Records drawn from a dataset

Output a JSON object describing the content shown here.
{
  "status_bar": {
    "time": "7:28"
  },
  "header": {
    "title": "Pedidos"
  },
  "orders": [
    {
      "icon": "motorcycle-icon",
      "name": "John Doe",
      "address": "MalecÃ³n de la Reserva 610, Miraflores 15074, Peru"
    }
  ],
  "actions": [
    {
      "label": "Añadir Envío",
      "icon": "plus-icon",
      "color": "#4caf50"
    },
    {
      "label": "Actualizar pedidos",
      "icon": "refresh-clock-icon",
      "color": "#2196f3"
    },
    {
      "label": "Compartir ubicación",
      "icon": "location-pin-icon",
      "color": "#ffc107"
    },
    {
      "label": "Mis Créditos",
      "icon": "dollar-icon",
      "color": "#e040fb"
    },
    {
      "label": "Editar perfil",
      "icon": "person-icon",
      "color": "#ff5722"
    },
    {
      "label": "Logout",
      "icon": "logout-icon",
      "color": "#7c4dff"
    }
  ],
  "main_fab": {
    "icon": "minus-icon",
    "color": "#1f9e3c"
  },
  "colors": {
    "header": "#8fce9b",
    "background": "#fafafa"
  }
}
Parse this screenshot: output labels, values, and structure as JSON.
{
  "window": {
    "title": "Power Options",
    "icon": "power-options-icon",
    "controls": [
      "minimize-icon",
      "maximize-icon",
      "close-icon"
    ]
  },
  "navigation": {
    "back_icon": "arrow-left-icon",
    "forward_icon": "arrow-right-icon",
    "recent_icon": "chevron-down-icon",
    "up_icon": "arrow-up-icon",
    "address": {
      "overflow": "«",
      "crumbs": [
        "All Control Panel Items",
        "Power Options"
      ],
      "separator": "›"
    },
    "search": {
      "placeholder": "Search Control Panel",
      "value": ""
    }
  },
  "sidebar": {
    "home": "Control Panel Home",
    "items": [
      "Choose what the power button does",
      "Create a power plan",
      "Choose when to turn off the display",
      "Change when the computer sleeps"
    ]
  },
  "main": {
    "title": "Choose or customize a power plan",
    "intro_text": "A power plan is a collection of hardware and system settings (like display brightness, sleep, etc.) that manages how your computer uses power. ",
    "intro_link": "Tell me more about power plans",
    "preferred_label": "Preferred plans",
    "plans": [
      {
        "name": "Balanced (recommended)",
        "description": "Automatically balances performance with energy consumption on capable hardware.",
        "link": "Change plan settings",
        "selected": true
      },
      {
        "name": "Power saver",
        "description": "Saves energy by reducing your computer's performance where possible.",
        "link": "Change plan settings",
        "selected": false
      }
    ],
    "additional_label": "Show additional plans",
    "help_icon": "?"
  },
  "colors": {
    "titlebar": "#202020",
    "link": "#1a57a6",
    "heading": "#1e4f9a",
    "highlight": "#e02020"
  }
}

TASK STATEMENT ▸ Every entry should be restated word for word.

ANSWER BOX ▸
Output a JSON object describing the content shown here.
{
  "status_bar": {
    "time": "7:28"
  },
  "header": {
    "title": "Pedidos"
  },
  "orders": [
    {
      "icon": "motorcycle-icon",
      "name": "John Doe",
      "address": "MalecÃ³n de la Reserva 610, Miraflores 15074, Peru"
    }
  ],
  "actions": [
    {
      "label": "Añadir Envío",
      "icon": "plus-icon",
      "color": "#4caf50"
    },
    {
      "label": "Actualizar pedidos",
      "icon": "refresh-clock-icon",
      "color": "#2196f3"
    },
    {
      "label": "Compartir ubicación",
      "icon": "location-pin-icon",
      "color": "#ffc107"
    },
    {
      "label": "Mis Créditos",
      "icon": "dollar-icon",
      "color": "#e040fb"
    },
    {
      "label": "Editar perfil",
      "icon": "person-icon",
      "color": "#ff5722"
    },
    {
      "label": "Logout",
      "icon": "logout-icon",
      "color": "#7c4dff"
    }
  ],
  "main_fab": {
    "icon": "minus-icon",
    "color": "#1f9e3c"
  },
  "colors": {
    "header": "#8fce9b",
    "background": "#fafafa"
  }
}
Parse this screenshot: output labels, values, and structure as JSON.
{
  "window": {
    "title": "Power Options",
    "icon": "power-options-icon",
    "controls": [
      "minimize-icon",
      "maximize-icon",
      "close-icon"
    ]
  },
  "navigation": {
    "back_icon": "arrow-left-icon",
    "forward_icon": "arrow-right-icon",
    "recent_icon": "chevron-down-icon",
    "up_icon": "arrow-up-icon",
    "address": {
      "overflow": "«",
      "crumbs": [
        "All Control Panel Items",
        "Power Options"
      ],
      "separator": "›"
    },
    "search": {
      "placeholder": "Search Control Panel",
      "value": ""
    }
  },
  "sidebar": {
    "home": "Control Panel Home",
    "items": [
      "Choose what the power button does",
      "Create a power plan",
      "Choose when to turn off the display",
      "Change when the computer sleeps"
    ]
  },
  "main": {
    "title": "Choose or customize a power plan",
    "intro_text": "A power plan is a collection of hardware and system settings (like display brightness, sleep, etc.) that manages how your computer uses power. ",
    "intro_link": "Tell me more about power plans",
    "preferred_label": "Preferred plans",
    "plans": [
      {
        "name": "Balanced (recommended)",
        "description": "Automatically balances performance with energy consumption on capable hardware.",
        "link": "Change plan settings",
        "selected": true
      },
      {
        "name": "Power saver",
        "description": "Saves energy by reducing your computer's performance where possible.",
        "link": "Change plan settings",
        "selected": false
      }
    ],
    "additional_label": "Show additional plans",
    "help_icon": "?"
  },
  "colors": {
    "titlebar": "#202020",
    "link": "#1a57a6",
    "heading": "#1e4f9a",
    "highlight": "#e02020"
  }
}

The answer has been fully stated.